##### Material provided #####

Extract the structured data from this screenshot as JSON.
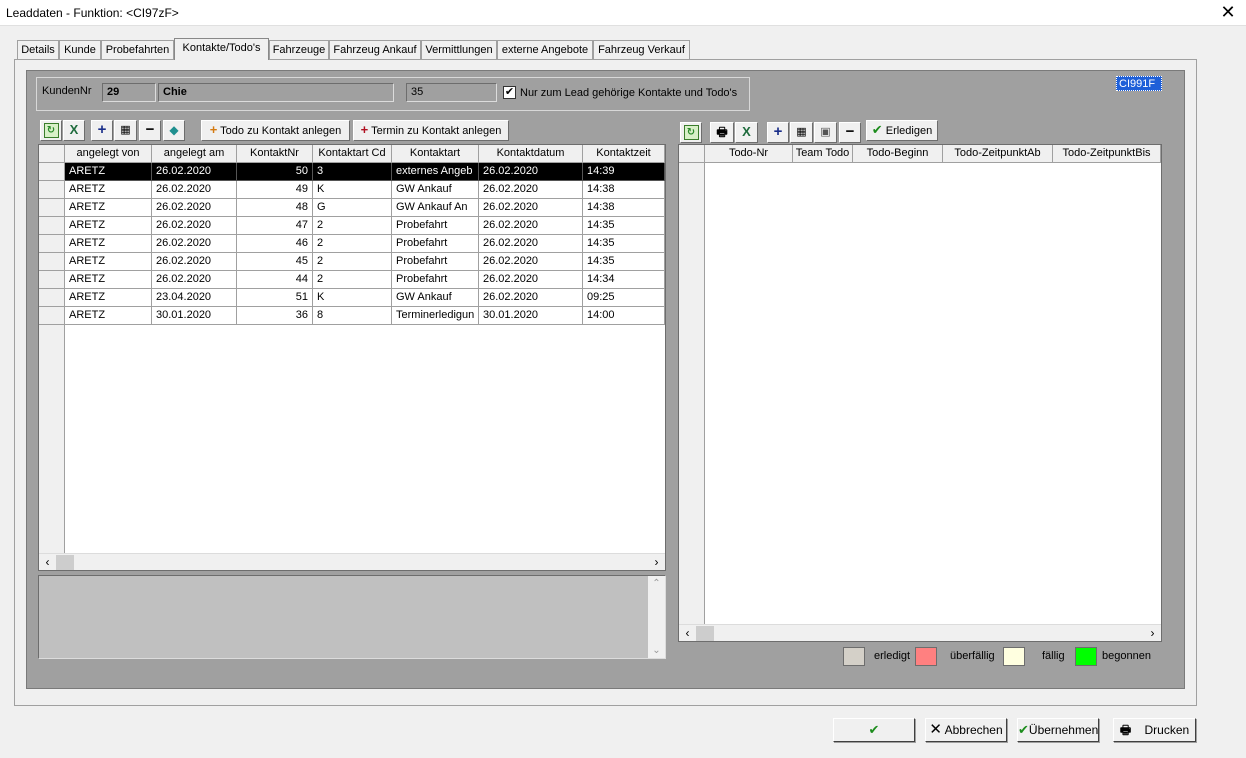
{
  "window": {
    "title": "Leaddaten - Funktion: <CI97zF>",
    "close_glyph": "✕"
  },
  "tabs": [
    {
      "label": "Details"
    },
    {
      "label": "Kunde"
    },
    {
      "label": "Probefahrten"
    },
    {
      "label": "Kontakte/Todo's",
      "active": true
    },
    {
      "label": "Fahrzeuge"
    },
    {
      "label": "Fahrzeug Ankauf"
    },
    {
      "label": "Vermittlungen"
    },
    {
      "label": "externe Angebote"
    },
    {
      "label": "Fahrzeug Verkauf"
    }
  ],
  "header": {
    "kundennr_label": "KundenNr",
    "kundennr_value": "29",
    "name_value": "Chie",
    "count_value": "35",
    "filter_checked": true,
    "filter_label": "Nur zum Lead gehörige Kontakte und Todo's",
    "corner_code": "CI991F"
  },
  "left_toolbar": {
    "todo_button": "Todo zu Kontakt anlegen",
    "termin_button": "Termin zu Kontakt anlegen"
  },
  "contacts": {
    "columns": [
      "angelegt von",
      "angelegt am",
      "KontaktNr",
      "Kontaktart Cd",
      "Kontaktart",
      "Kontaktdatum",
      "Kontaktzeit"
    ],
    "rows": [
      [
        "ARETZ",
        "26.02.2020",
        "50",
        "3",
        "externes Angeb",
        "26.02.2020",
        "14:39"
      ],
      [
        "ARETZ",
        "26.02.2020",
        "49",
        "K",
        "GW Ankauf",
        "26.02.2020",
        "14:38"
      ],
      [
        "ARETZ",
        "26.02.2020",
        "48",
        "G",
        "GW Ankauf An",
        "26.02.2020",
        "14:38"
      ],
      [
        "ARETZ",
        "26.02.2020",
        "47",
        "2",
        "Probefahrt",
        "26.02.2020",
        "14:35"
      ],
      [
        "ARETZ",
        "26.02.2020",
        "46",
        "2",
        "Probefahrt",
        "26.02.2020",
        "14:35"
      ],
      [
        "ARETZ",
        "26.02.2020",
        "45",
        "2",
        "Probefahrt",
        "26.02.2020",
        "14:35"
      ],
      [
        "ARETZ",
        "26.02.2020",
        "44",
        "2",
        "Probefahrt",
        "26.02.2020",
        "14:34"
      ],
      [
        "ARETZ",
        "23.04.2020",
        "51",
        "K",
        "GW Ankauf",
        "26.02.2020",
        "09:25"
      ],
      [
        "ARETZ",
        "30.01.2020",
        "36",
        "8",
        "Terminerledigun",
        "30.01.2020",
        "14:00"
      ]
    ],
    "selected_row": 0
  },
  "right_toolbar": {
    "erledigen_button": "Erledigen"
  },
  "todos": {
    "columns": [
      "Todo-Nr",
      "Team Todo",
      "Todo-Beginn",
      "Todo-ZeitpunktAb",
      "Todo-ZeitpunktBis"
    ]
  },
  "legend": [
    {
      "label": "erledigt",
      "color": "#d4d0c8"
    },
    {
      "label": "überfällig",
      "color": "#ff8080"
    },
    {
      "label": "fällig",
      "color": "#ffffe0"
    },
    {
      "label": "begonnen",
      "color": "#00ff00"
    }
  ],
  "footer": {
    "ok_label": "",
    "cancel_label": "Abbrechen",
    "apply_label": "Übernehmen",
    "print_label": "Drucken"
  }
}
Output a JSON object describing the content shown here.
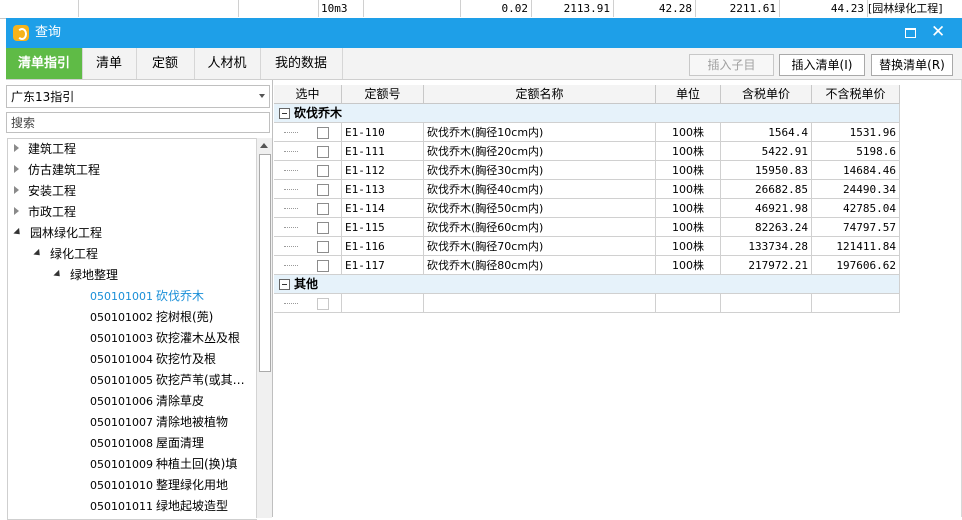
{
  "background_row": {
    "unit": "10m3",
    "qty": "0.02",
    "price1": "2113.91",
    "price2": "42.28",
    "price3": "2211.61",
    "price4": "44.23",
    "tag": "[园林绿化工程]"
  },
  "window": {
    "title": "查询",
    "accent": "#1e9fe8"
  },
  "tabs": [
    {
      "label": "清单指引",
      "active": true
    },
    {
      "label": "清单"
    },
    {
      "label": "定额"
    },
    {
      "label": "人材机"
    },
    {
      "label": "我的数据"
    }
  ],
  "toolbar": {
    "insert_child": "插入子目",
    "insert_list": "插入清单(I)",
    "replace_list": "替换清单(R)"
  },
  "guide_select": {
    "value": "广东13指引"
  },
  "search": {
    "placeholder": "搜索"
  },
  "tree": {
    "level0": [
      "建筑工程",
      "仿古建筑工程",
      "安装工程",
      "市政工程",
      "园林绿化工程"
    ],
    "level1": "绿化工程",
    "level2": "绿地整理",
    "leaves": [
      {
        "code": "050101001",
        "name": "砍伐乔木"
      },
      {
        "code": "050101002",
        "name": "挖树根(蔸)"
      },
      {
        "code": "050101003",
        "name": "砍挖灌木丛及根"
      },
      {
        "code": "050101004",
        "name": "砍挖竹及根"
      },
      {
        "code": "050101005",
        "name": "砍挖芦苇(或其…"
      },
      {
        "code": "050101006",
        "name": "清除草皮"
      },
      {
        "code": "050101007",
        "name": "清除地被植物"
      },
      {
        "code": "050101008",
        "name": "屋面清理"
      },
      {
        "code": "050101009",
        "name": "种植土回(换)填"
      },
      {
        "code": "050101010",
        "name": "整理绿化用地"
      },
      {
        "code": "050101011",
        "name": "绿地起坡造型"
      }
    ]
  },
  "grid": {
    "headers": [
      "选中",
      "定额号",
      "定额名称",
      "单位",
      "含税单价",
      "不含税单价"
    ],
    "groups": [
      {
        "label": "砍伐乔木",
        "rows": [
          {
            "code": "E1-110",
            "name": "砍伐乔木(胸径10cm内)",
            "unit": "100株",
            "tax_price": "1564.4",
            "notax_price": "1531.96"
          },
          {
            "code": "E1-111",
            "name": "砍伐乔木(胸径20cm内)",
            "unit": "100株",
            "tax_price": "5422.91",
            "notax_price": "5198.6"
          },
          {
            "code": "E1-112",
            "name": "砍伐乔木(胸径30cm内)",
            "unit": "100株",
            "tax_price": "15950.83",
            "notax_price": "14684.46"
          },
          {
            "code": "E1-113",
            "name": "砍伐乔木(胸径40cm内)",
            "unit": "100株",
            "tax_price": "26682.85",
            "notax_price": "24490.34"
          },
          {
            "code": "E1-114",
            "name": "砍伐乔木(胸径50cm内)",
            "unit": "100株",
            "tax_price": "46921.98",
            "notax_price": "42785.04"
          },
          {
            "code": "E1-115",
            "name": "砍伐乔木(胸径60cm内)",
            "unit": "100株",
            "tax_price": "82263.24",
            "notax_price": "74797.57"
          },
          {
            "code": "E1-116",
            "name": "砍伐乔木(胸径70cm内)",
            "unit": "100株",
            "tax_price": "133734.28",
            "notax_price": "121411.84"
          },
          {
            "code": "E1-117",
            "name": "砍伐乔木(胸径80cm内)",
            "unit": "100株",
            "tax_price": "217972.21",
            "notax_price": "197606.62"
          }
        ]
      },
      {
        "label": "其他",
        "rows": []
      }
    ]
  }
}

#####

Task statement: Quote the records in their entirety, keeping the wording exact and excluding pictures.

Solution:
Extract the structured data from this screenshot as JSON.
{
  "window": {
    "title": "Leaddaten - Funktion: <CI97zF>",
    "close_glyph": "✕"
  },
  "tabs": [
    {
      "label": "Details"
    },
    {
      "label": "Kunde"
    },
    {
      "label": "Probefahrten"
    },
    {
      "label": "Kontakte/Todo's",
      "active": true
    },
    {
      "label": "Fahrzeuge"
    },
    {
      "label": "Fahrzeug Ankauf"
    },
    {
      "label": "Vermittlungen"
    },
    {
      "label": "externe Angebote"
    },
    {
      "label": "Fahrzeug Verkauf"
    }
  ],
  "header": {
    "kundennr_label": "KundenNr",
    "kundennr_value": "29",
    "name_value": "Chie",
    "count_value": "35",
    "filter_checked": true,
    "filter_label": "Nur zum Lead gehörige Kontakte und Todo's",
    "corner_code": "CI991F"
  },
  "left_toolbar": {
    "todo_button": "Todo zu Kontakt anlegen",
    "termin_button": "Termin zu Kontakt anlegen"
  },
  "contacts": {
    "columns": [
      "angelegt von",
      "angelegt am",
      "KontaktNr",
      "Kontaktart Cd",
      "Kontaktart",
      "Kontaktdatum",
      "Kontaktzeit"
    ],
    "rows": [
      [
        "ARETZ",
        "26.02.2020",
        "50",
        "3",
        "externes Angeb",
        "26.02.2020",
        "14:39"
      ],
      [
        "ARETZ",
        "26.02.2020",
        "49",
        "K",
        "GW Ankauf",
        "26.02.2020",
        "14:38"
      ],
      [
        "ARETZ",
        "26.02.2020",
        "48",
        "G",
        "GW Ankauf An",
        "26.02.2020",
        "14:38"
      ],
      [
        "ARETZ",
        "26.02.2020",
        "47",
        "2",
        "Probefahrt",
        "26.02.2020",
        "14:35"
      ],
      [
        "ARETZ",
        "26.02.2020",
        "46",
        "2",
        "Probefahrt",
        "26.02.2020",
        "14:35"
      ],
      [
        "ARETZ",
        "26.02.2020",
        "45",
        "2",
        "Probefahrt",
        "26.02.2020",
        "14:35"
      ],
      [
        "ARETZ",
        "26.02.2020",
        "44",
        "2",
        "Probefahrt",
        "26.02.2020",
        "14:34"
      ],
      [
        "ARETZ",
        "23.04.2020",
        "51",
        "K",
        "GW Ankauf",
        "26.02.2020",
        "09:25"
      ],
      [
        "ARETZ",
        "30.01.2020",
        "36",
        "8",
        "Terminerledigun",
        "30.01.2020",
        "14:00"
      ]
    ],
    "selected_row": 0
  },
  "right_toolbar": {
    "erledigen_button": "Erledigen"
  },
  "todos": {
    "columns": [
      "Todo-Nr",
      "Team Todo",
      "Todo-Beginn",
      "Todo-ZeitpunktAb",
      "Todo-ZeitpunktBis"
    ]
  },
  "legend": [
    {
      "label": "erledigt",
      "color": "#d4d0c8"
    },
    {
      "label": "überfällig",
      "color": "#ff8080"
    },
    {
      "label": "fällig",
      "color": "#ffffe0"
    },
    {
      "label": "begonnen",
      "color": "#00ff00"
    }
  ],
  "footer": {
    "ok_label": "",
    "cancel_label": "Abbrechen",
    "apply_label": "Übernehmen",
    "print_label": "Drucken"
  }
}
Output a JSON object describing the content shown here.
{
  "background_row": {
    "unit": "10m3",
    "qty": "0.02",
    "price1": "2113.91",
    "price2": "42.28",
    "price3": "2211.61",
    "price4": "44.23",
    "tag": "[园林绿化工程]"
  },
  "window": {
    "title": "查询",
    "accent": "#1e9fe8"
  },
  "tabs": [
    {
      "label": "清单指引",
      "active": true
    },
    {
      "label": "清单"
    },
    {
      "label": "定额"
    },
    {
      "label": "人材机"
    },
    {
      "label": "我的数据"
    }
  ],
  "toolbar": {
    "insert_child": "插入子目",
    "insert_list": "插入清单(I)",
    "replace_list": "替换清单(R)"
  },
  "guide_select": {
    "value": "广东13指引"
  },
  "search": {
    "placeholder": "搜索"
  },
  "tree": {
    "level0": [
      "建筑工程",
      "仿古建筑工程",
      "安装工程",
      "市政工程",
      "园林绿化工程"
    ],
    "level1": "绿化工程",
    "level2": "绿地整理",
    "leaves": [
      {
        "code": "050101001",
        "name": "砍伐乔木"
      },
      {
        "code": "050101002",
        "name": "挖树根(蔸)"
      },
      {
        "code": "050101003",
        "name": "砍挖灌木丛及根"
      },
      {
        "code": "050101004",
        "name": "砍挖竹及根"
      },
      {
        "code": "050101005",
        "name": "砍挖芦苇(或其…"
      },
      {
        "code": "050101006",
        "name": "清除草皮"
      },
      {
        "code": "050101007",
        "name": "清除地被植物"
      },
      {
        "code": "050101008",
        "name": "屋面清理"
      },
      {
        "code": "050101009",
        "name": "种植土回(换)填"
      },
      {
        "code": "050101010",
        "name": "整理绿化用地"
      },
      {
        "code": "050101011",
        "name": "绿地起坡造型"
      }
    ]
  },
  "grid": {
    "headers": [
      "选中",
      "定额号",
      "定额名称",
      "单位",
      "含税单价",
      "不含税单价"
    ],
    "groups": [
      {
        "label": "砍伐乔木",
        "rows": [
          {
            "code": "E1-110",
            "name": "砍伐乔木(胸径10cm内)",
            "unit": "100株",
            "tax_price": "1564.4",
            "notax_price": "1531.96"
          },
          {
            "code": "E1-111",
            "name": "砍伐乔木(胸径20cm内)",
            "unit": "100株",
            "tax_price": "5422.91",
            "notax_price": "5198.6"
          },
          {
            "code": "E1-112",
            "name": "砍伐乔木(胸径30cm内)",
            "unit": "100株",
            "tax_price": "15950.83",
            "notax_price": "14684.46"
          },
          {
            "code": "E1-113",
            "name": "砍伐乔木(胸径40cm内)",
            "unit": "100株",
            "tax_price": "26682.85",
            "notax_price": "24490.34"
          },
          {
            "code": "E1-114",
            "name": "砍伐乔木(胸径50cm内)",
            "unit": "100株",
            "tax_price": "46921.98",
            "notax_price": "42785.04"
          },
          {
            "code": "E1-115",
            "name": "砍伐乔木(胸径60cm内)",
            "unit": "100株",
            "tax_price": "82263.24",
            "notax_price": "74797.57"
          },
          {
            "code": "E1-116",
            "name": "砍伐乔木(胸径70cm内)",
            "unit": "100株",
            "tax_price": "133734.28",
            "notax_price": "121411.84"
          },
          {
            "code": "E1-117",
            "name": "砍伐乔木(胸径80cm内)",
            "unit": "100株",
            "tax_price": "217972.21",
            "notax_price": "197606.62"
          }
        ]
      },
      {
        "label": "其他",
        "rows": []
      }
    ]
  }
}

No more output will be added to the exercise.